* Task details *
If an entry holds a picture, drop the picture and restate the rest word for word.

-*-

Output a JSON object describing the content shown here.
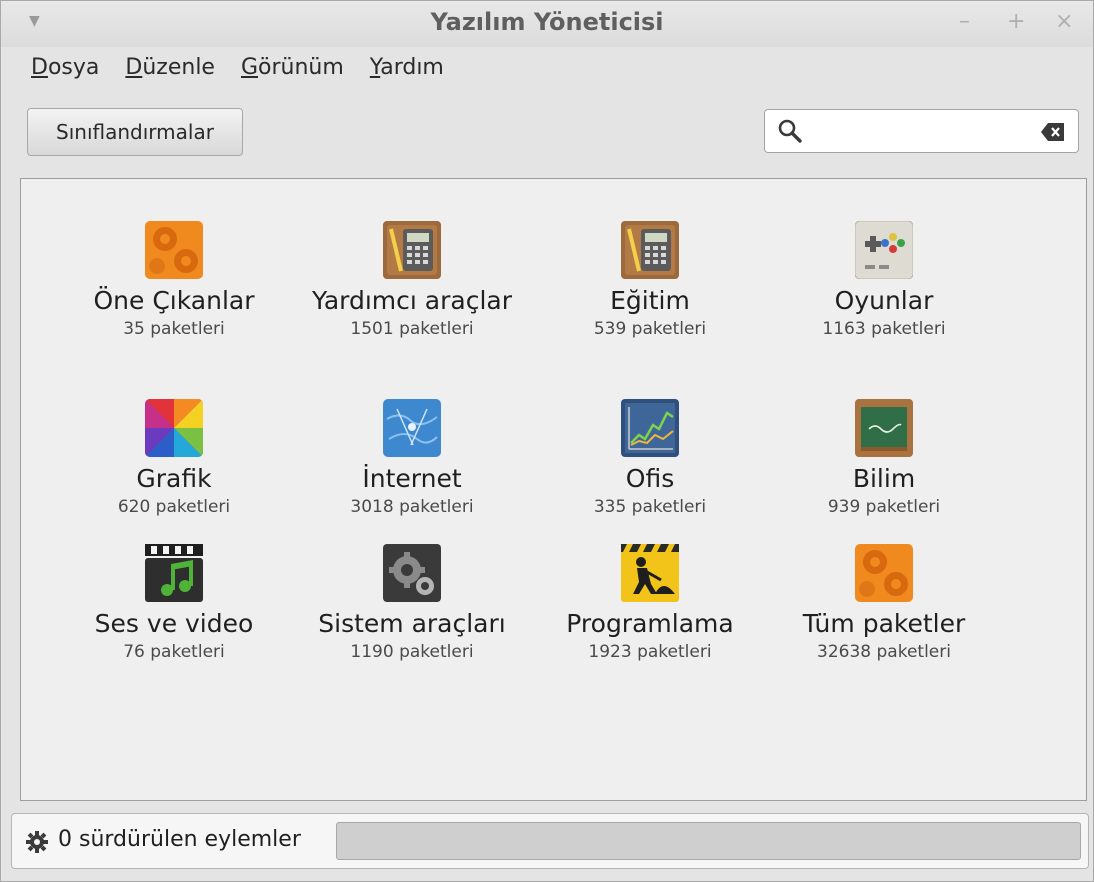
{
  "window": {
    "title": "Yazılım Yöneticisi"
  },
  "menubar": {
    "items": [
      {
        "mnemonic": "D",
        "rest": "osya"
      },
      {
        "mnemonic": "D",
        "rest": "üzenle"
      },
      {
        "mnemonic": "G",
        "rest": "örünüm"
      },
      {
        "mnemonic": "Y",
        "rest": "ardım"
      }
    ]
  },
  "toolbar": {
    "categories_button": "Sınıflandırmalar"
  },
  "search": {
    "value": "",
    "placeholder": ""
  },
  "categories": [
    {
      "name": "Öne Çıkanlar",
      "count": "35 paketleri",
      "icon": "featured-gears-icon"
    },
    {
      "name": "Yardımcı araçlar",
      "count": "1501 paketleri",
      "icon": "calculator-icon"
    },
    {
      "name": "Eğitim",
      "count": "539 paketleri",
      "icon": "calculator-icon"
    },
    {
      "name": "Oyunlar",
      "count": "1163 paketleri",
      "icon": "gamepad-icon"
    },
    {
      "name": "Grafik",
      "count": "620 paketleri",
      "icon": "color-wheel-icon"
    },
    {
      "name": "İnternet",
      "count": "3018 paketleri",
      "icon": "globe-icon"
    },
    {
      "name": "Ofis",
      "count": "335 paketleri",
      "icon": "chart-icon"
    },
    {
      "name": "Bilim",
      "count": "939 paketleri",
      "icon": "chalkboard-icon"
    },
    {
      "name": "Ses ve video",
      "count": "76 paketleri",
      "icon": "clapperboard-music-icon"
    },
    {
      "name": "Sistem araçları",
      "count": "1190 paketleri",
      "icon": "system-gear-icon"
    },
    {
      "name": "Programlama",
      "count": "1923 paketleri",
      "icon": "construction-worker-icon"
    },
    {
      "name": "Tüm paketler",
      "count": "32638 paketleri",
      "icon": "all-packages-gears-icon"
    }
  ],
  "status": {
    "text": "0 sürdürülen eylemler",
    "progress": 0
  }
}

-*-

* The answer *
Output a JSON object describing the content shown here.
{
  "window": {
    "title": "Yazılım Yöneticisi"
  },
  "menubar": {
    "items": [
      {
        "mnemonic": "D",
        "rest": "osya"
      },
      {
        "mnemonic": "D",
        "rest": "üzenle"
      },
      {
        "mnemonic": "G",
        "rest": "örünüm"
      },
      {
        "mnemonic": "Y",
        "rest": "ardım"
      }
    ]
  },
  "toolbar": {
    "categories_button": "Sınıflandırmalar"
  },
  "search": {
    "value": "",
    "placeholder": ""
  },
  "categories": [
    {
      "name": "Öne Çıkanlar",
      "count": "35 paketleri",
      "icon": "featured-gears-icon"
    },
    {
      "name": "Yardımcı araçlar",
      "count": "1501 paketleri",
      "icon": "calculator-icon"
    },
    {
      "name": "Eğitim",
      "count": "539 paketleri",
      "icon": "calculator-icon"
    },
    {
      "name": "Oyunlar",
      "count": "1163 paketleri",
      "icon": "gamepad-icon"
    },
    {
      "name": "Grafik",
      "count": "620 paketleri",
      "icon": "color-wheel-icon"
    },
    {
      "name": "İnternet",
      "count": "3018 paketleri",
      "icon": "globe-icon"
    },
    {
      "name": "Ofis",
      "count": "335 paketleri",
      "icon": "chart-icon"
    },
    {
      "name": "Bilim",
      "count": "939 paketleri",
      "icon": "chalkboard-icon"
    },
    {
      "name": "Ses ve video",
      "count": "76 paketleri",
      "icon": "clapperboard-music-icon"
    },
    {
      "name": "Sistem araçları",
      "count": "1190 paketleri",
      "icon": "system-gear-icon"
    },
    {
      "name": "Programlama",
      "count": "1923 paketleri",
      "icon": "construction-worker-icon"
    },
    {
      "name": "Tüm paketler",
      "count": "32638 paketleri",
      "icon": "all-packages-gears-icon"
    }
  ],
  "status": {
    "text": "0 sürdürülen eylemler",
    "progress": 0
  }
}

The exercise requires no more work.